His first feature film, the cinematic adaptation of Half of a Yellow Sun, was marred by a contradiction: It presented a wartime story that was strangely sanitary. With Fifty, the cleanliness abides but without an ugly war to bounce against, our director is allowed to service a gaudy whimsy. The picture is again colourful and burns a high rate of celebrity per minute. The last few minutes are burdened by the images of pop stars, each of them receiving attention from our star struck camera. And the reason for this is easy to guess: why invite someone famous on set and not give them screen-time?
Here’s the counter: Why invite them at all?
3. Being a vanity product from the ‘hi-brow’ imagination of Ms Abudu, Fifty seeks to capture the lives of the aging upper crust. And this is a legitimate endeavour—if cinema is to remain relevant every reality should be captured. But Fifty is in love with these people and their world that the camera is used as halo, the people become legend courtesy of cash not character—of which only Elizabeth has something of an inner life, imbued thus by the intelligence of Doyle’s acting.
The rich may also cry, says Fifty, but only for the moment. The rich may be depraved but they’ll come out well in the end.

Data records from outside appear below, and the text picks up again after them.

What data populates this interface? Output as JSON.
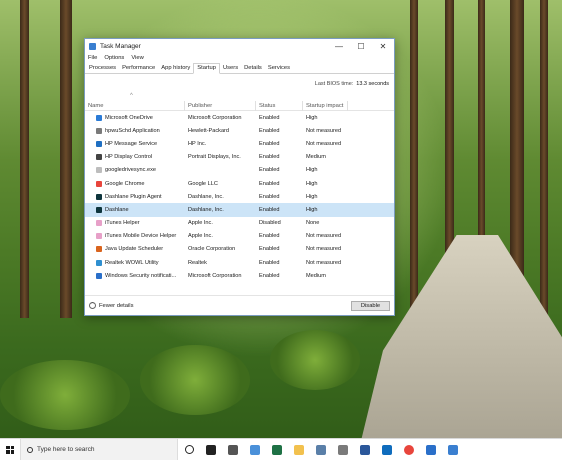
{
  "window": {
    "title": "Task Manager",
    "controls": {
      "minimize": "—",
      "maximize": "☐",
      "close": "✕"
    }
  },
  "menu": [
    "File",
    "Options",
    "View"
  ],
  "tabs": [
    "Processes",
    "Performance",
    "App history",
    "Startup",
    "Users",
    "Details",
    "Services"
  ],
  "active_tab": "Startup",
  "bios": {
    "label": "Last BIOS time:",
    "value": "13.3 seconds"
  },
  "columns": [
    "Name",
    "Publisher",
    "Status",
    "Startup impact"
  ],
  "rows": [
    {
      "name": "Microsoft OneDrive",
      "publisher": "Microsoft Corporation",
      "status": "Enabled",
      "impact": "High",
      "icon": "onedrive-icon",
      "color": "#2b7bd6"
    },
    {
      "name": "hpwuSchd Application",
      "publisher": "Hewlett-Packard",
      "status": "Enabled",
      "impact": "Not measured",
      "icon": "app-icon",
      "color": "#7a7a7a"
    },
    {
      "name": "HP Message Service",
      "publisher": "HP Inc.",
      "status": "Enabled",
      "impact": "Not measured",
      "icon": "hp-icon",
      "color": "#1f6fc2"
    },
    {
      "name": "HP Display Control",
      "publisher": "Portrait Displays, Inc.",
      "status": "Enabled",
      "impact": "Medium",
      "icon": "display-icon",
      "color": "#444444"
    },
    {
      "name": "googledrivesync.exe",
      "publisher": "",
      "status": "Enabled",
      "impact": "High",
      "icon": "file-icon",
      "color": "#bdbdbd"
    },
    {
      "name": "Google Chrome",
      "publisher": "Google LLC",
      "status": "Enabled",
      "impact": "High",
      "icon": "chrome-icon",
      "color": "#e8453c"
    },
    {
      "name": "Dashlane Plugin Agent",
      "publisher": "Dashlane, Inc.",
      "status": "Enabled",
      "impact": "High",
      "icon": "dashlane-icon",
      "color": "#0e353d"
    },
    {
      "name": "Dashlane",
      "publisher": "Dashlane, Inc.",
      "status": "Enabled",
      "impact": "High",
      "icon": "dashlane-icon",
      "color": "#0e353d",
      "selected": true
    },
    {
      "name": "iTunes Helper",
      "publisher": "Apple Inc.",
      "status": "Disabled",
      "impact": "None",
      "icon": "itunes-icon",
      "color": "#e7a0c8"
    },
    {
      "name": "iTunes Mobile Device Helper",
      "publisher": "Apple Inc.",
      "status": "Enabled",
      "impact": "Not measured",
      "icon": "itunes-icon",
      "color": "#e7a0c8"
    },
    {
      "name": "Java Update Scheduler",
      "publisher": "Oracle Corporation",
      "status": "Enabled",
      "impact": "Not measured",
      "icon": "java-icon",
      "color": "#d9641e"
    },
    {
      "name": "Realtek WOWL Utility",
      "publisher": "Realtek",
      "status": "Enabled",
      "impact": "Not measured",
      "icon": "realtek-icon",
      "color": "#2f8fd0"
    },
    {
      "name": "Windows Security notificati...",
      "publisher": "Microsoft Corporation",
      "status": "Enabled",
      "impact": "Medium",
      "icon": "shield-icon",
      "color": "#2a6fc9"
    }
  ],
  "footer": {
    "fewer_details": "Fewer details",
    "disable_button": "Disable"
  },
  "taskbar": {
    "search_placeholder": "Type here to search",
    "icons": [
      {
        "name": "cortana-icon",
        "color": "#222222"
      },
      {
        "name": "task-view-icon",
        "color": "#222222"
      },
      {
        "name": "app-4-icon",
        "color": "#555555"
      },
      {
        "name": "app-icon",
        "color": "#4a90d9"
      },
      {
        "name": "excel-icon",
        "color": "#1e7145"
      },
      {
        "name": "file-explorer-icon",
        "color": "#f2c14e"
      },
      {
        "name": "photos-icon",
        "color": "#5a7fa8"
      },
      {
        "name": "app-icon",
        "color": "#7a7a7a"
      },
      {
        "name": "word-icon",
        "color": "#2b579a"
      },
      {
        "name": "outlook-icon",
        "color": "#0f6cbd"
      },
      {
        "name": "chrome-icon",
        "color": "#e8453c"
      },
      {
        "name": "security-icon",
        "color": "#2a6fc9"
      },
      {
        "name": "app-icon",
        "color": "#3a7fd0"
      }
    ]
  }
}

4. Midway in, the film’s admirable cast of actresses settle to their job, which is to save the film from its barely existent artistic ambition. With its controlled melodrama and some fine dialogue at this point, Fifty becomes quite interesting. No longer does the viewer or actor kid herself that she is seeing or acting in something exceptional. Both cast, crew and viewer realise that this is an average chick flick fuelled by star power. So we wait for the well-known path of the genre.
You know how it works: a group of women are friends; there’s a misunderstanding; sometimes caused by a man; friends quarrel and separate; something usually drastic or someone usually unexpected mediates teary conciliation. End.
But even that routine works with a certain logic that depends on a manageable number of incidents and characters. Fifty, however, wants more and thus its latter half introduces new, Very Important Variables to the equation—faith, incest, cancer. It doesn’t know what to do with any of these though; and thus squanders whatever charity the chick flick interlude has dredged from the viewer.
5. At least one review of Half of a Yellow Sun considered it a soap on the big screen. Fifty is even more so. Save for gratuitous shots of the Lekki bridge, visually the film bets small—like it knows its destiny is the African Magic TV station. And arriving at its dismal denouement, Fifty reveals itself as a television series, lacking the best features of both cinema and of a TV series. It lacks the gleeful extravagance of a Telemundo series, it is devoid of the compactness of a feature film, and its storytelling is without the teasing unfurling of a soap.
The final sense of dissatisfaction, of being hoodwinked by hype, that greets the viewer at the film’s close is from its incompleteness. Unsure if it’s for TV or cinema, Fifty opts for limbo. Perhaps the story (as provided by Mo Abudu) had gone too far in the direction of a lazy portrayal of wealth and class that the screenwriters (Bola Agbaje, Kemi Adesoye and Bandele) were unable to rein it in.
Or: as Fifty comes after the second Nigerian season of Shuga, both Bandele and Adesoye, both of whom worked on that series have transferred the idiosyncrasies of television onto the big screen, never minding the temporal constraints of most cinema fare. So that repelled, puzzled and finally angered, by the film’s abrupt closing, the viewer is inclined to thinking over the film’s excesses.
Why, for instance, does the Lekki bridge recur and recur? Is it a visual pun on the links between the protagonists? Is the bridge symbolic of the connection between the film’s storylines? Well, it fails to be both. Instead the famous bridge becomes an anti-symbol: This prettified, glorified chick flick can’t crossover to true glory.